the allocation of profits after a maximum tax deduction of two per cent;
the surplus of other SOE’s PEDP; and
any related administrative fee based income arising from the PEDP after the operating costs deduction.
Under Government Regulation Number 23 of 2010 concerning the implementation of mineral and coal mining business activity, the concept of CSR is stipulated in Chapter XII about society development and empowerment around the mining licence area and the special mining licence area. Accordingly, the holder of a mining business licence (‘MBL’) and a special mining business licence (‘SMBL’) is required to have a development and empowerment programme which is funded by the MBL and SMBL budget every year. Unfortunately, there is no further explanation and/or requirement regarding the budget amount. The holder of a MBL and SMBL is also required to report the plan and estimate the cost of the programme implementation annually as well as reporting the realisation every six months.
Upstream oil and gas industry
The oil and gas industry, especially in the upstream business activity, is required to stipulate the implementation of CSR in the contract. The obligation to implement a CSR programme is based on Article 26 of Government Regulation Number 35 of 2004 as amended several times into Government Regulation Number 55 of 2009 concerning upstream business activity in the oil and gas industry which stated that the minimum provision in the contract, which is required to have several points, regards the impact and development of the society and the rights of indigenous societies. Moreover, the company is required to allocate part of its annual budget to develop the environment and society.
Downstream oil and gas industry
Under the Ministry of Energy and Natural Resources Regulation Number 0007 of 2005 concerning terms and guidelines of the business licence implementation in downstream business activity in the oil and gas industry, every company which engages in the processing, transporting, storage and/or general commerce of downstream business activity is required to ensure health and safety, environmental management and development of society. However, it is still unclear what the requirements are for the company in terms of developing the society. In addition, the amount the company is expected to put aside in its budget to assist with developing the society is not stipulated.
Based on the above examples, the regulation in each sector does not clearly stipulate the budget amount or the source of the funds that is required by the company for CSR matters. In this case, and since GR 47/2012 does not assist in this matters, another regulation that clearly states the minimum budget amount and its source for implementing a CSR plan is still required.
Awards and sanctions
Law 47/2012 states that every company which has participated in the implementation of CSR can be rewarded by the authorised agencies. Although the form of the reward given is not specifically stipulated in this regulation, in the elucidation of the regulation the reward is referred to, for example, in the form of privileges or other forms of rewards.
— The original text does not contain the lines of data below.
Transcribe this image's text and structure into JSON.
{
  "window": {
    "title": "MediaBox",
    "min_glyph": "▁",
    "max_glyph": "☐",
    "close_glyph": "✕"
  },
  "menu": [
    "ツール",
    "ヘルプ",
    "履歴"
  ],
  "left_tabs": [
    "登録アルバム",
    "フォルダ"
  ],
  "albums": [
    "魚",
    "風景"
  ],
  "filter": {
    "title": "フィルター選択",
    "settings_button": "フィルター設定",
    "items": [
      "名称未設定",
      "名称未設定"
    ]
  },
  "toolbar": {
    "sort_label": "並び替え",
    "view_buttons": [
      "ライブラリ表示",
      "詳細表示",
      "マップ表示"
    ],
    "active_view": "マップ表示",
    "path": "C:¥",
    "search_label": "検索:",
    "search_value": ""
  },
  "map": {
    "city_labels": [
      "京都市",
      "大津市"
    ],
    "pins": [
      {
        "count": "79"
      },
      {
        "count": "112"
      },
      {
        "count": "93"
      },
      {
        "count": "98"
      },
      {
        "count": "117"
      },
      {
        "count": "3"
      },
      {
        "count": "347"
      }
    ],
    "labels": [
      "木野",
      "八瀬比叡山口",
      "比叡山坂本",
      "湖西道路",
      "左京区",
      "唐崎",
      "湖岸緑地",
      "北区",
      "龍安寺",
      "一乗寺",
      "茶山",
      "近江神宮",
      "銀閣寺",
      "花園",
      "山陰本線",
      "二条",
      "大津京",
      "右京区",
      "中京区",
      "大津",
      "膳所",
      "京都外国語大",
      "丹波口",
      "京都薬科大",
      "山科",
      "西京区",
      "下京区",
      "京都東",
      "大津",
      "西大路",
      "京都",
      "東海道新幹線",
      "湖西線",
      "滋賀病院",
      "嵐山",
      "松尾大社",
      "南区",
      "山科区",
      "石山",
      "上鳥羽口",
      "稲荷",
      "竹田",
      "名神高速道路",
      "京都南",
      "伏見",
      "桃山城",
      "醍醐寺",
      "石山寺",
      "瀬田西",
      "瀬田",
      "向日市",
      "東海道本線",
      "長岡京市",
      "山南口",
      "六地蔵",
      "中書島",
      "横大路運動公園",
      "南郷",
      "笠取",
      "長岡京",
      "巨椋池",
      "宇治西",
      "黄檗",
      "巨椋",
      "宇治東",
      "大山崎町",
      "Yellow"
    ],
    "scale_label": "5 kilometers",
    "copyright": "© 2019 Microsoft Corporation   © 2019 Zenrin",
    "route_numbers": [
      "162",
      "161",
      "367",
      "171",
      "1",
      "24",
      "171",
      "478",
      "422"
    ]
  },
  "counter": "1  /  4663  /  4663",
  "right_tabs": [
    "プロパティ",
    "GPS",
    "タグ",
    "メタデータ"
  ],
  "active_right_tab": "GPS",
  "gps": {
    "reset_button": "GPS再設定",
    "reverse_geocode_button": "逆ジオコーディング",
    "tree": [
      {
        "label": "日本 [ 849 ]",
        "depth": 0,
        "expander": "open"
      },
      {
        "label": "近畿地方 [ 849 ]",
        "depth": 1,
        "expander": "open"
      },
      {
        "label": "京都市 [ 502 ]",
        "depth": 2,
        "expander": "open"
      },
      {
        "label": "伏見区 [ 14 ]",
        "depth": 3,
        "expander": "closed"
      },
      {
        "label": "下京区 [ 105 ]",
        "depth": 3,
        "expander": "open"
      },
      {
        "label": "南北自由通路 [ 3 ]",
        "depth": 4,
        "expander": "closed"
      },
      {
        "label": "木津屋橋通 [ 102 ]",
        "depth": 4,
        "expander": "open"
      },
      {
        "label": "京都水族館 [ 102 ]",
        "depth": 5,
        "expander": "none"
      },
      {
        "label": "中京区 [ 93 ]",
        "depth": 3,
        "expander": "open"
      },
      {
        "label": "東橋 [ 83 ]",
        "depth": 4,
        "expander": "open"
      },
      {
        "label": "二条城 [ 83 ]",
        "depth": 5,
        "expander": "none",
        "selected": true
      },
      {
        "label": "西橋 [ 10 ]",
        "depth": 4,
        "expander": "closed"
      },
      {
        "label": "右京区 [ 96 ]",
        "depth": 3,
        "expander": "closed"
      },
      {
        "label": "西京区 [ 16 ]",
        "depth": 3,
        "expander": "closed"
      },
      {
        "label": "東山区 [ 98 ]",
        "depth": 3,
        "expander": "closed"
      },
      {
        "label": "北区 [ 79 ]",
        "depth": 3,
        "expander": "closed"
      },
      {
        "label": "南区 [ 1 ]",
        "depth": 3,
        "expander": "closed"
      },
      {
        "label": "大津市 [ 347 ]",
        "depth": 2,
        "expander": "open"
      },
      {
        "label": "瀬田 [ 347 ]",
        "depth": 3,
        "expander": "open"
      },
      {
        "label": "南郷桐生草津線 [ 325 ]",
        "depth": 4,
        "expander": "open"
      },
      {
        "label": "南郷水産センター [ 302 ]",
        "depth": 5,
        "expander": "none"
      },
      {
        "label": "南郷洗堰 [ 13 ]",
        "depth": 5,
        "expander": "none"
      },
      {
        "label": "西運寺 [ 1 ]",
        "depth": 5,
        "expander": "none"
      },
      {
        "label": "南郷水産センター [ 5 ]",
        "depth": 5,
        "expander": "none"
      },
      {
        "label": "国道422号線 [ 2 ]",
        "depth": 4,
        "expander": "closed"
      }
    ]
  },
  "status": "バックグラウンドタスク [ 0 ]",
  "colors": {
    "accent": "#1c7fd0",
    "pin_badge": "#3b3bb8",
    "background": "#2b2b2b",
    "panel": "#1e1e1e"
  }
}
On the other hand, a company which does not implement CSR can be subject to sanctions in accordance with the provisions of the relevant laws. These sanctions are all stipulated in the laws related to the business activities of the company. One example is Law No 27 of 2003 concerning geothermal activities (‘Law 27/2003’). According to Law 27/2003, the holder of a geothermal MBL is required to implement a local community development and empowerment programme. An MBL holder who intentionally abandons its work area without fulfilling its obligation to implement a local community development and empowerment programme can be subject to criminal sanctions in the form of imprisonment for a maximum of six months. As such, companies will be subject to different sanctions and requirements according to their various business activities.